## [Data records]
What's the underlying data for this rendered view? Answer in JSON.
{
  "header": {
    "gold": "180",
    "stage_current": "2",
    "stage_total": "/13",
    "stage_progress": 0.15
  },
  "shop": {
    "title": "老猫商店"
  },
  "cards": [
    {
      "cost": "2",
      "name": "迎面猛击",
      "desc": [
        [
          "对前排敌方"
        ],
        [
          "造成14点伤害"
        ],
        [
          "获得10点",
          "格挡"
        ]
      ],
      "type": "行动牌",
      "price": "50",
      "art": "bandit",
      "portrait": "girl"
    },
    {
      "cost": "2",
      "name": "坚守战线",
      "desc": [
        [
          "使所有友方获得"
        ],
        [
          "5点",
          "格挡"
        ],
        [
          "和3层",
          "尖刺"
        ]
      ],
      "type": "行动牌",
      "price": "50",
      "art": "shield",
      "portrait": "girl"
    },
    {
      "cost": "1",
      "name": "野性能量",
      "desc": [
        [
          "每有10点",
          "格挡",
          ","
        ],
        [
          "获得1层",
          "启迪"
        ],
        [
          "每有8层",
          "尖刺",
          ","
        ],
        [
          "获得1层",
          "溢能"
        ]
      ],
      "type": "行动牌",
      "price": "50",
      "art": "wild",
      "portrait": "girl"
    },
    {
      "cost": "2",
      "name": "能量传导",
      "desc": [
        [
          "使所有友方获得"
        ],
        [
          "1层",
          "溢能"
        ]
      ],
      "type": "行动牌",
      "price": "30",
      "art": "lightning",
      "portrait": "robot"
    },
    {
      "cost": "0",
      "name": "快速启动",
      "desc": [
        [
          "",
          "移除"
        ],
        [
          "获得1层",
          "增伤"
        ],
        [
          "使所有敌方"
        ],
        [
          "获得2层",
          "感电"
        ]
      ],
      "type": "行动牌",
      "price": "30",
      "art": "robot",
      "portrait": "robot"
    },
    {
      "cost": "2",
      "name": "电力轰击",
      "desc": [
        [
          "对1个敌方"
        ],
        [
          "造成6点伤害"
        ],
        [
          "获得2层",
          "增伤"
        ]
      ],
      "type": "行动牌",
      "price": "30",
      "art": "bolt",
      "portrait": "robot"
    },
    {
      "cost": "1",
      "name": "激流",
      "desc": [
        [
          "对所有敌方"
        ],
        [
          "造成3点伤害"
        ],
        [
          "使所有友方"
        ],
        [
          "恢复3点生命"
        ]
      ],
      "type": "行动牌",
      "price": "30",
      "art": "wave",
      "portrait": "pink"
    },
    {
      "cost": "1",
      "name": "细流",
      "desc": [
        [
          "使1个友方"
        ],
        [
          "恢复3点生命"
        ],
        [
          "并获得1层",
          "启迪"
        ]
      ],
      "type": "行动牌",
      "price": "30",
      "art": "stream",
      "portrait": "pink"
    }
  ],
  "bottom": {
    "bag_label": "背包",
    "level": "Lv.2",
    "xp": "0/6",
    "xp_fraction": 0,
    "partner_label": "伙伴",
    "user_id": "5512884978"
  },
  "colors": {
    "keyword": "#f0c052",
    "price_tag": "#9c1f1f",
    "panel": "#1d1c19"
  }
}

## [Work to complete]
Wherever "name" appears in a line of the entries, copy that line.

## [Task output]
      "name": "迎面猛击",
      "name": "坚守战线",
      "name": "野性能量",
      "name": "能量传导",
      "name": "快速启动",
      "name": "电力轰击",
      "name": "激流",
      "name": "细流",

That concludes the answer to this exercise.